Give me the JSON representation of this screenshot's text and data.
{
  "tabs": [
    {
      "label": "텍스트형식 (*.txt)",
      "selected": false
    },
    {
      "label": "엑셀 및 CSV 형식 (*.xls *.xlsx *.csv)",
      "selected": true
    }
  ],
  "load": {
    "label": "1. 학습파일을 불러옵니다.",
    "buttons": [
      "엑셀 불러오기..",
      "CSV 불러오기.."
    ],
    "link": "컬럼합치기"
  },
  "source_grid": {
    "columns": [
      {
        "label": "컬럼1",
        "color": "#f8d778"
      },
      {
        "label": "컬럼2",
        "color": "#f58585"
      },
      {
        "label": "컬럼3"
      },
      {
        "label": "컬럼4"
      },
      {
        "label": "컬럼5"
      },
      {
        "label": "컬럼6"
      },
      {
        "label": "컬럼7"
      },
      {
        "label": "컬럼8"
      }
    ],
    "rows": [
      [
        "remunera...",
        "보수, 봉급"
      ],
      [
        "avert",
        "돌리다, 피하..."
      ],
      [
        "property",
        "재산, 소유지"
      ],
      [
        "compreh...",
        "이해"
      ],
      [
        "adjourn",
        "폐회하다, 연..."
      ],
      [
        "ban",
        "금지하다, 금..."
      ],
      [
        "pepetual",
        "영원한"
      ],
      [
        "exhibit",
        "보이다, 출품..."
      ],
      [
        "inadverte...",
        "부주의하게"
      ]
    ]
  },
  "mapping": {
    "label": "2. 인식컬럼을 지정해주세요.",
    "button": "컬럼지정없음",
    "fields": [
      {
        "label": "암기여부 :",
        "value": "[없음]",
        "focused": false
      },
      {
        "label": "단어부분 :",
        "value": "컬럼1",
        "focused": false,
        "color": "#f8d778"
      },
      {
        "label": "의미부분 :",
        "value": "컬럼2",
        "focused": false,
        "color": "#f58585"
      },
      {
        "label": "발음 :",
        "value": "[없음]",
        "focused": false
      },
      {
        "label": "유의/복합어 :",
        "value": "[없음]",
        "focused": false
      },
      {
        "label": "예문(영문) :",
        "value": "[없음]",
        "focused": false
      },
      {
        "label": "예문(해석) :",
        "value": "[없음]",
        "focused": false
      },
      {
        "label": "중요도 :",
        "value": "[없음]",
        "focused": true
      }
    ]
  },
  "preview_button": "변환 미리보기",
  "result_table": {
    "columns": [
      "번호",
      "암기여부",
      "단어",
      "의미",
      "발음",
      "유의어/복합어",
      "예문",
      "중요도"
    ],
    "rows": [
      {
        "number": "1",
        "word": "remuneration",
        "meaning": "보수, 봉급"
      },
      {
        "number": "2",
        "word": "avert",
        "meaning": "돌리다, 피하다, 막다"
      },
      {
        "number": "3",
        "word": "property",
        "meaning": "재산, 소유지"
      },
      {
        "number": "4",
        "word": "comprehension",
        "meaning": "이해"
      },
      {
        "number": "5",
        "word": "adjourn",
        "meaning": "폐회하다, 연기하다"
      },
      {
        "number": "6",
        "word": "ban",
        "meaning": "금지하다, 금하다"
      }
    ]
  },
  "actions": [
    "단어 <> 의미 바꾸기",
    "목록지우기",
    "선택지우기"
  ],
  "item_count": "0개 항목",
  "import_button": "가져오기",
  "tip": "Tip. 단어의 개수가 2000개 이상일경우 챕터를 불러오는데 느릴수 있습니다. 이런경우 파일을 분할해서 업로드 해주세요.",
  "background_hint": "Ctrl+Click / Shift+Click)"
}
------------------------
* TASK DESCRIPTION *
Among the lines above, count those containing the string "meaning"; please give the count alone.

* RESULT FOR THIS EXERCISE *
6